This year I would like to embellish my Independence Day salutations with some Russell Kirk (from his chapter on John Randolph). I was particularly taken by these two quotes since they speak so strongly to our times. I wasted a fair bit of time writing some paragraphs to accompany them, but couldn’t escape the feeling that my words were detracting from the argument. So here they are without commentary.
When a people begin to think that they can improve society infinitely by incessant alteration of positive law, nothing remains settled: every right, every bit of property, every one of those dear attachments to the permanence of family, home, and countryside is endangered. Such a people soon presume themselves to be omnicompetent, and the farther their affairs fall into confusion, the more enthusiastic they become for some legislative panacea which promises to cut all knots in Gordian fashion.
Public vanity is turned to personal and class advantage by demagogues and clever speculators, so that government becomes a means for extracting money and rights from one portion of the population to suit the interests of men who manipulate the system.

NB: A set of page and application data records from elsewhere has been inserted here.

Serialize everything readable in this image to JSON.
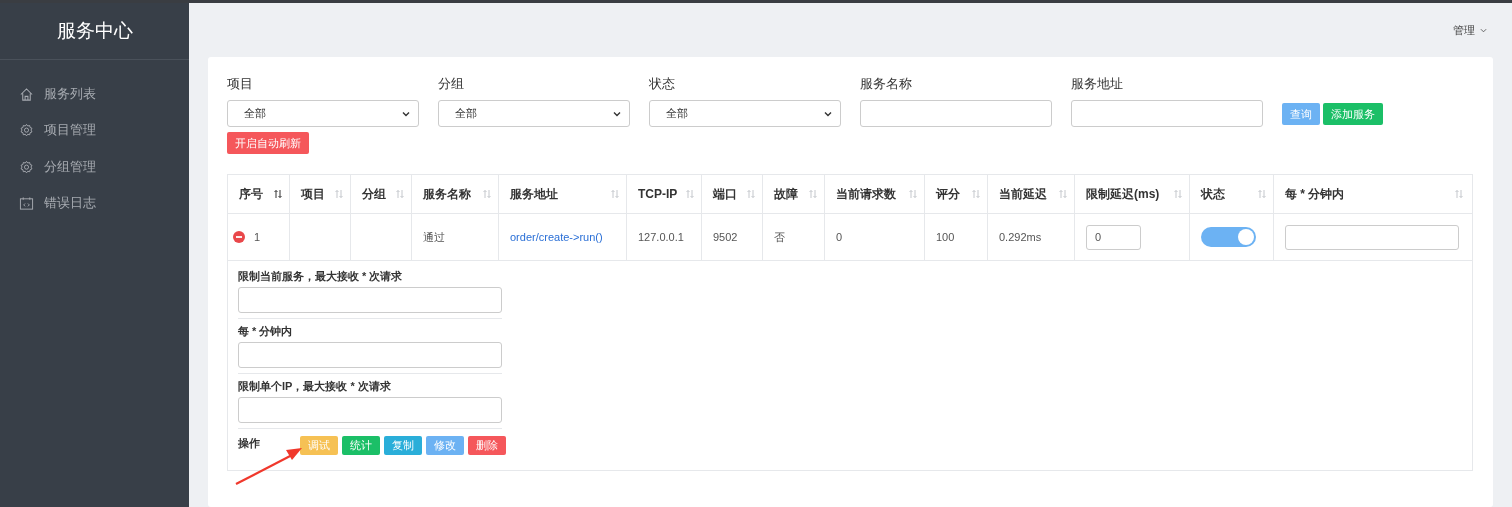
{
  "sidebar": {
    "title": "服务中心",
    "items": [
      {
        "label": "服务列表",
        "kind": "home",
        "selected": false
      },
      {
        "label": "项目管理",
        "kind": "settings",
        "selected": false
      },
      {
        "label": "分组管理",
        "kind": "settings",
        "selected": false
      },
      {
        "label": "错误日志",
        "kind": "log",
        "selected": false
      }
    ]
  },
  "header": {
    "user_menu": "管理"
  },
  "filters": [
    {
      "label": "项目",
      "kind": "select",
      "value": "全部"
    },
    {
      "label": "分组",
      "kind": "select",
      "value": "全部"
    },
    {
      "label": "状态",
      "kind": "select",
      "value": "全部"
    },
    {
      "label": "服务名称",
      "kind": "text"
    },
    {
      "label": "服务地址",
      "kind": "text"
    }
  ],
  "filter_buttons": [
    {
      "label": "查询",
      "color": "#6cb2f3"
    },
    {
      "label": "添加服务",
      "color": "#1bbf67"
    }
  ],
  "auto_refresh_button": "开启自动刷新",
  "table": {
    "columns": [
      {
        "label": "序号",
        "sorted": true
      },
      {
        "label": "项目",
        "sorted": false
      },
      {
        "label": "分组",
        "sorted": false
      },
      {
        "label": "服务名称",
        "sorted": false
      },
      {
        "label": "服务地址",
        "sorted": false
      },
      {
        "label": "TCP-IP",
        "sorted": false
      },
      {
        "label": "端口",
        "sorted": false
      },
      {
        "label": "故障",
        "sorted": false
      },
      {
        "label": "当前请求数",
        "sorted": false
      },
      {
        "label": "评分",
        "sorted": false
      },
      {
        "label": "当前延迟",
        "sorted": false
      },
      {
        "label": "限制延迟(ms)",
        "sorted": false
      },
      {
        "label": "状态",
        "sorted": false
      },
      {
        "label": "每 * 分钟内",
        "sorted": false
      }
    ],
    "rows": [
      {
        "expanded": true,
        "index": "1",
        "name": "通过",
        "address": "order/create->run()",
        "ip": "127.0.0.1",
        "port": "9502",
        "fault": "否",
        "requests": "0",
        "score": "100",
        "latency": "0.292ms",
        "limit_latency": "0",
        "status_on": true,
        "detail": {
          "fields": [
            {
              "label": "限制当前服务，最大接收 * 次请求"
            },
            {
              "label": "每 * 分钟内"
            },
            {
              "label": "限制单个IP，最大接收 * 次请求"
            }
          ],
          "actions_label": "操作",
          "actions": [
            {
              "label": "调试",
              "color": "#f6c154"
            },
            {
              "label": "统计",
              "color": "#1bbf67"
            },
            {
              "label": "复制",
              "color": "#2aaed9"
            },
            {
              "label": "修改",
              "color": "#6cb2f3"
            },
            {
              "label": "删除",
              "color": "#f5575b"
            }
          ]
        }
      }
    ]
  }
}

Good political constitutions alone do not suffice to resist this legislative maggot: first the delusion that the state is competent to regulate all things must be exploded, and then the power must be counterpoised against power, since mere parchment is no insurance against oppression.
Have a vigilant Independence Day!